→ TRY IT:
A single number is the whole answer: the count of lines in these entries that hold "다운로드".

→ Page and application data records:
******************************
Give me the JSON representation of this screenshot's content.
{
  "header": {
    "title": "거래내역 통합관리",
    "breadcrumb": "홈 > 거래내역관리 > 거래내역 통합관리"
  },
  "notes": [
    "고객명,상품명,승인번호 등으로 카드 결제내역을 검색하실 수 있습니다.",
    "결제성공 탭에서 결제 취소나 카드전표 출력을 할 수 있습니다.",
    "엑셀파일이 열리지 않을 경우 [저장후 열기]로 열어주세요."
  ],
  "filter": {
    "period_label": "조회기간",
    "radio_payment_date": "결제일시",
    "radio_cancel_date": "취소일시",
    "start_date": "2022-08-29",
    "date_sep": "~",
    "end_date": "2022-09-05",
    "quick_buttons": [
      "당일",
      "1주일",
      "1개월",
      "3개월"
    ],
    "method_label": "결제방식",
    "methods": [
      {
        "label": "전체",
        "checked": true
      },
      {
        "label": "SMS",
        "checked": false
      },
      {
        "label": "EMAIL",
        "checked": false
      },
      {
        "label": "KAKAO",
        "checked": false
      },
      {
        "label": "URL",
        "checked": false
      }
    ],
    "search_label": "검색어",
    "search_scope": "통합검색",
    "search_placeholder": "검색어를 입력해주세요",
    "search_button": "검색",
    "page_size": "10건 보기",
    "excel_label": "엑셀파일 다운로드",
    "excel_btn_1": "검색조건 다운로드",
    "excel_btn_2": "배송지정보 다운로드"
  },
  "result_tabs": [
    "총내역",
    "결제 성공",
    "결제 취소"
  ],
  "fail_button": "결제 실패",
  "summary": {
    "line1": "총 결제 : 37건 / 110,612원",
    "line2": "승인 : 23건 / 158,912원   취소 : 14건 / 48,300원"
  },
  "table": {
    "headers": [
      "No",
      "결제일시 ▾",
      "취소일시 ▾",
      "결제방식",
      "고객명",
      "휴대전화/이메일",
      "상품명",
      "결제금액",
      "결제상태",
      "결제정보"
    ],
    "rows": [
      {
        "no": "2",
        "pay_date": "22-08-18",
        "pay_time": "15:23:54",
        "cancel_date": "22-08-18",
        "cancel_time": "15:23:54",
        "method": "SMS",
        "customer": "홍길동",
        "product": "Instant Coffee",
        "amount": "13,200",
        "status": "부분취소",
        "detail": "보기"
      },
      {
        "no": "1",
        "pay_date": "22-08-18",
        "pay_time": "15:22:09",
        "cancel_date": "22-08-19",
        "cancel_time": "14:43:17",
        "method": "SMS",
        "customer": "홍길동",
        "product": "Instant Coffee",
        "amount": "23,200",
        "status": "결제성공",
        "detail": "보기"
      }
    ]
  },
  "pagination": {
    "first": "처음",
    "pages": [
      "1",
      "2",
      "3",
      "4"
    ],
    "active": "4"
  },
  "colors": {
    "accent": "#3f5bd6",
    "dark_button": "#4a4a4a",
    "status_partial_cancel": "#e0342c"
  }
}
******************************
→ EXERCISE SOLUTION:
3